(LISTED ENTRIES Opens)

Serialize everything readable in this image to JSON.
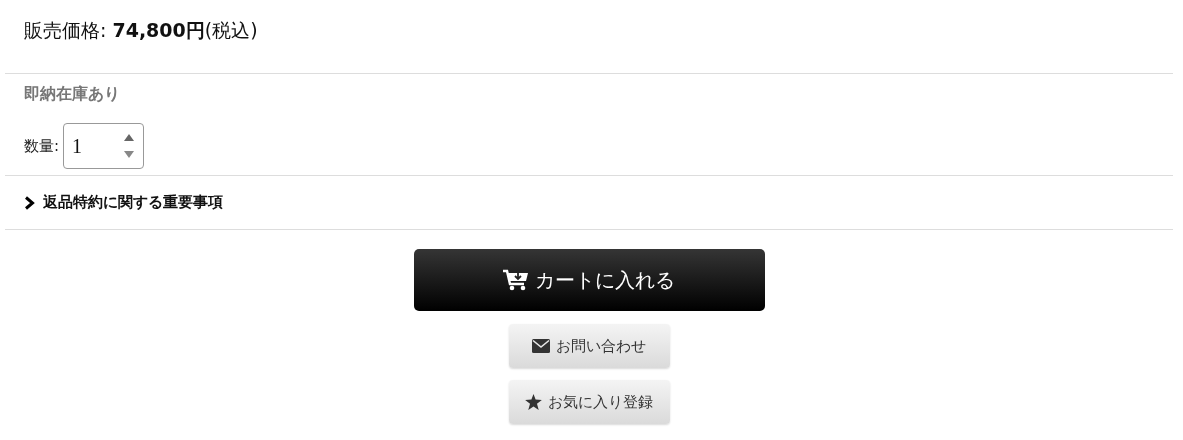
{
  "price": {
    "text": "販売価格: **74,800円**(税込)"
  },
  "stock": {
    "text": "即納在庫あり"
  },
  "quantity": {
    "label": "数量:",
    "value": "1"
  },
  "notice": {
    "label": "返品特約に関する重要事項",
    "expanded": false
  },
  "buttons": [
    {
      "kind": "cart",
      "label": "カートに入れる"
    },
    {
      "kind": "contact",
      "label": "お問い合わせ"
    },
    {
      "kind": "favorite",
      "label": "お気に入り登録"
    }
  ]
}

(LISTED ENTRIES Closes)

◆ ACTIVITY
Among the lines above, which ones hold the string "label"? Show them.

◆ OUTPUT FOR THIS EXERCISE
    "label": "数量:",
    "label": "返品特約に関する重要事項",
      "label": "カートに入れる"
      "label": "お問い合わせ"
      "label": "お気に入り登録"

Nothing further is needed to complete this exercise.